Updates released early Friday morning showed Joaquin making the turn Sunday night about halfway between the Carolinas and Bermuda, the continuing to swing northeast toward the Canadian maritimes by Tuesday. Earlier in the week, the hurricane center’s official forecast showed the storm threatening the New Jersey coast, leading to preparations up and down the shoreline.
“The forecast models continue to indicate a track farther away from the United States east coast and the threat of direct impacts from Joaquin in the Carolinas and mid-Atlantic states appears to be decreasing,” the hurricane center said in an update package posted late Thursday night.
Despite the path, forecasters still warned some effects would be able to be felt by coastal residents in New Jersey and elsewhere.
“Even if Joaquin moves out to sea, strong onshore winds associated with a frontal system will create minor to moderate coastal flooding along the coasts of the mid-Atlantic and northeastern states through the weekend,” the update said. “In addition, very heavy rains, not associated with Joaquin, are expected to produce flooding over portions of the Atlantic coastal states.”

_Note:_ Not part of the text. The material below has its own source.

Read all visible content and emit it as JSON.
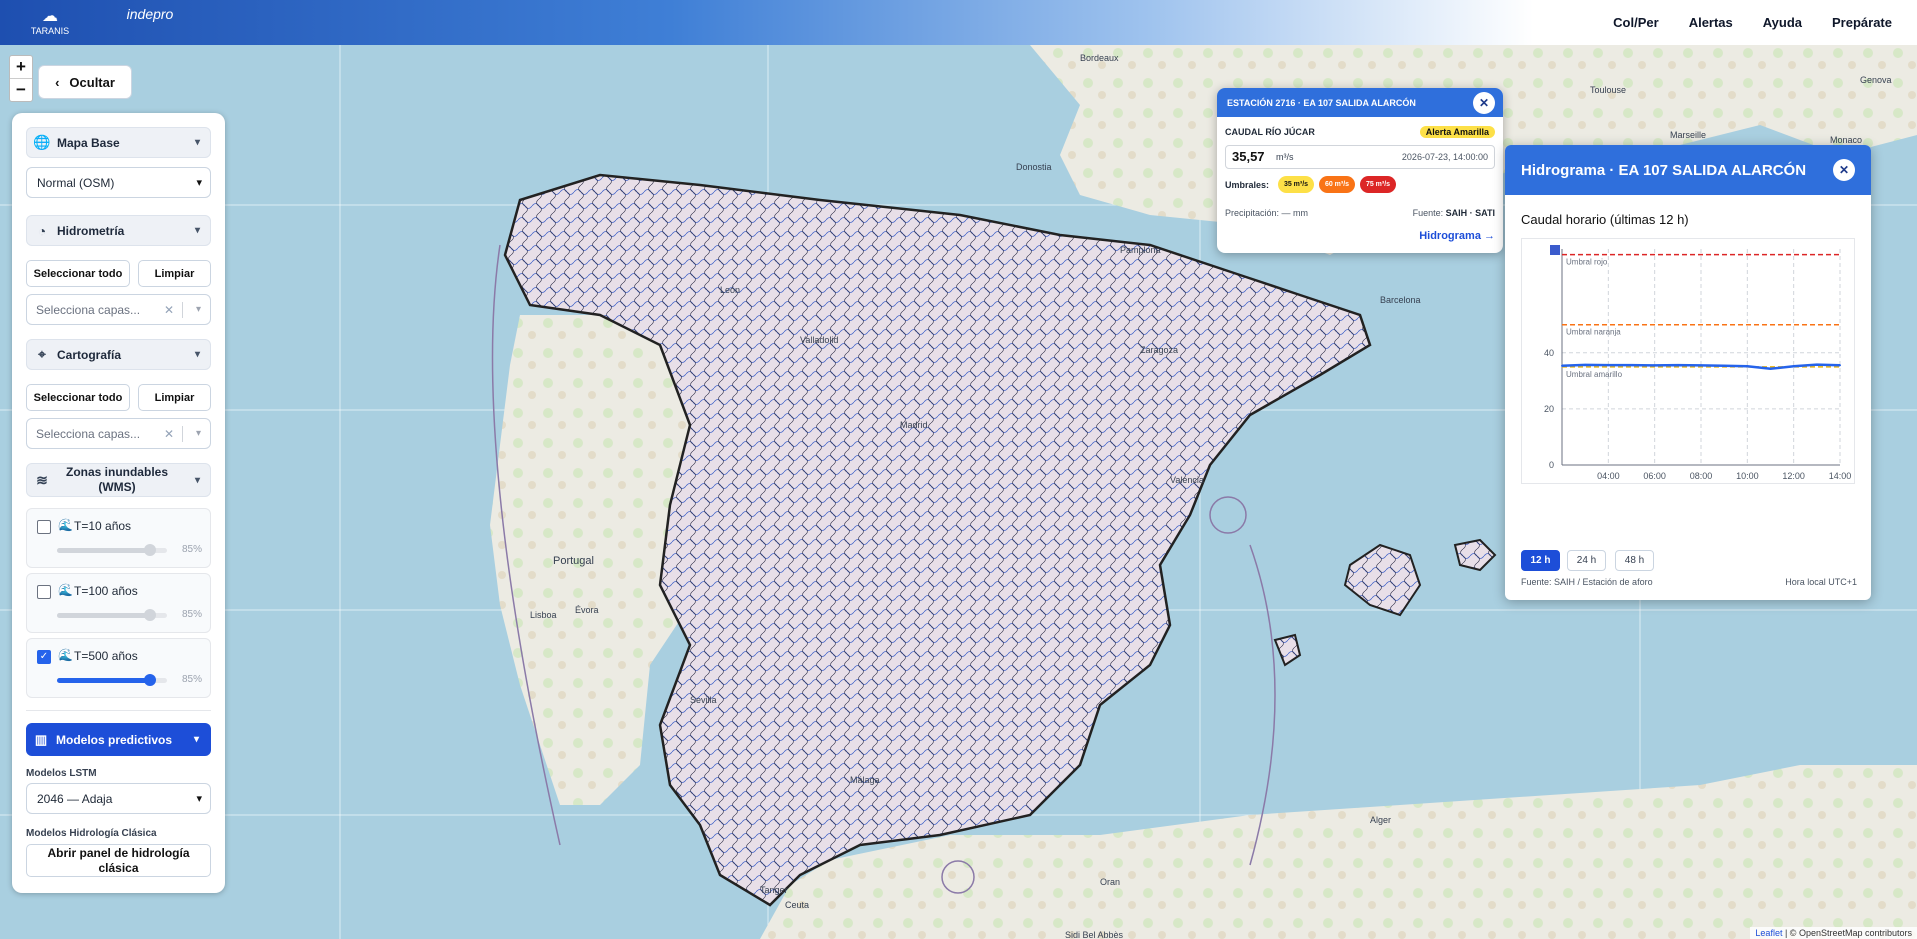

Joaquin’s potential affects are separate from the nor’easter that is currently bringing tidal flooding and rough surf to the Shore area.